» Exercise objective
Print the data below again in full, exactly as it stands, with no images.

============

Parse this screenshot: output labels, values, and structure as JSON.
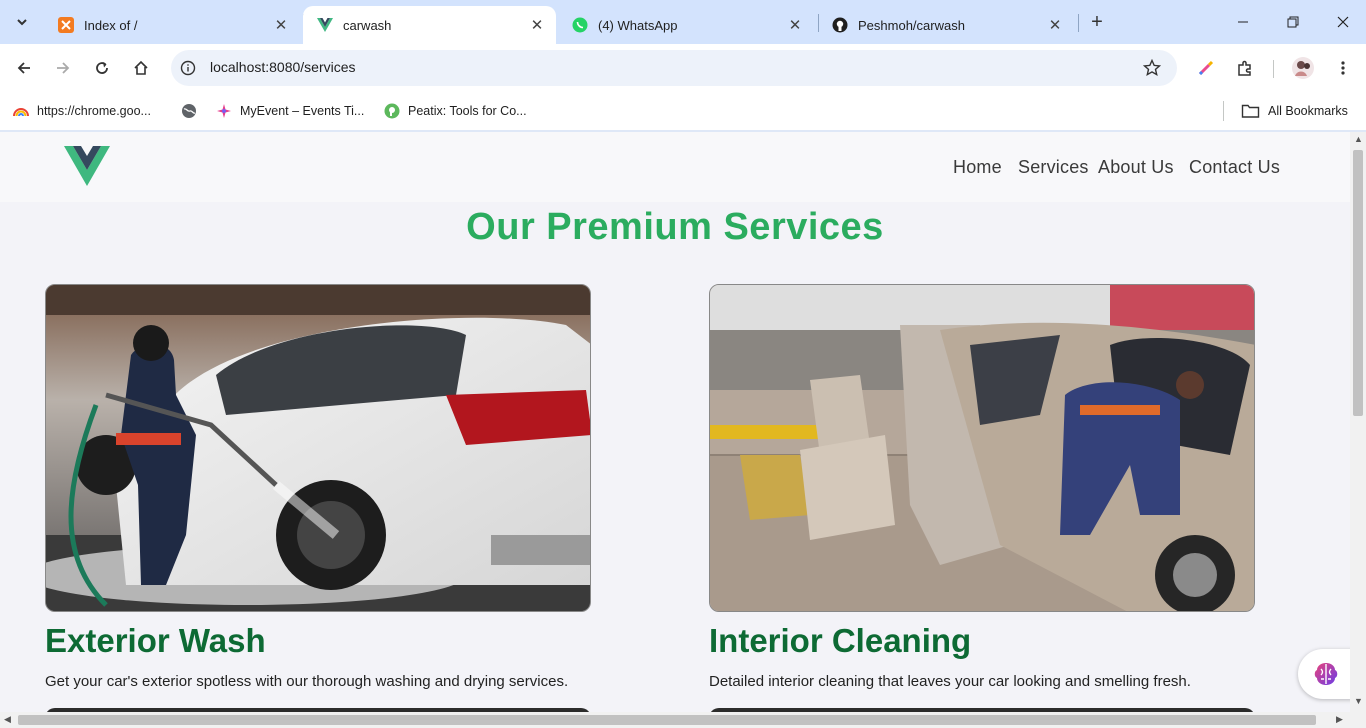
{
  "browser": {
    "tabs": [
      {
        "title": "Index of /",
        "active": false
      },
      {
        "title": "carwash",
        "active": true
      },
      {
        "title": "(4) WhatsApp",
        "active": false
      },
      {
        "title": "Peshmoh/carwash",
        "active": false
      }
    ],
    "url": "localhost:8080/services",
    "bookmarks": [
      {
        "label": "https://chrome.goo..."
      },
      {
        "label": ""
      },
      {
        "label": "MyEvent – Events Ti..."
      },
      {
        "label": "Peatix: Tools for Co..."
      }
    ],
    "all_bookmarks_label": "All Bookmarks"
  },
  "site": {
    "nav": [
      "Home",
      "Services",
      "About Us",
      "Contact Us"
    ],
    "heading": "Our Premium Services",
    "services": [
      {
        "title": "Exterior Wash",
        "description": "Get your car's exterior spotless with our thorough washing and drying services."
      },
      {
        "title": "Interior Cleaning",
        "description": "Detailed interior cleaning that leaves your car looking and smelling fresh."
      }
    ]
  },
  "colors": {
    "accent": "#2bac5f",
    "card_title": "#0d6a34",
    "tab_strip": "#d3e3fd"
  },
  "icons": [
    "xampp-icon",
    "vue-icon",
    "whatsapp-icon",
    "github-icon",
    "back-icon",
    "forward-icon",
    "reload-icon",
    "home-icon",
    "info-icon",
    "star-icon",
    "pen-icon",
    "puzzle-icon",
    "avatar",
    "menu-icon",
    "folder-icon",
    "brain-icon"
  ]
}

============

» Task answer
Parse this screenshot: output labels, values, and structure as JSON.
{
  "browser": {
    "tabs": [
      {
        "title": "Index of /",
        "active": false
      },
      {
        "title": "carwash",
        "active": true
      },
      {
        "title": "(4) WhatsApp",
        "active": false
      },
      {
        "title": "Peshmoh/carwash",
        "active": false
      }
    ],
    "url": "localhost:8080/services",
    "bookmarks": [
      {
        "label": "https://chrome.goo..."
      },
      {
        "label": ""
      },
      {
        "label": "MyEvent – Events Ti..."
      },
      {
        "label": "Peatix: Tools for Co..."
      }
    ],
    "all_bookmarks_label": "All Bookmarks"
  },
  "site": {
    "nav": [
      "Home",
      "Services",
      "About Us",
      "Contact Us"
    ],
    "heading": "Our Premium Services",
    "services": [
      {
        "title": "Exterior Wash",
        "description": "Get your car's exterior spotless with our thorough washing and drying services."
      },
      {
        "title": "Interior Cleaning",
        "description": "Detailed interior cleaning that leaves your car looking and smelling fresh."
      }
    ]
  },
  "colors": {
    "accent": "#2bac5f",
    "card_title": "#0d6a34",
    "tab_strip": "#d3e3fd"
  },
  "icons": [
    "xampp-icon",
    "vue-icon",
    "whatsapp-icon",
    "github-icon",
    "back-icon",
    "forward-icon",
    "reload-icon",
    "home-icon",
    "info-icon",
    "star-icon",
    "pen-icon",
    "puzzle-icon",
    "avatar",
    "menu-icon",
    "folder-icon",
    "brain-icon"
  ]
}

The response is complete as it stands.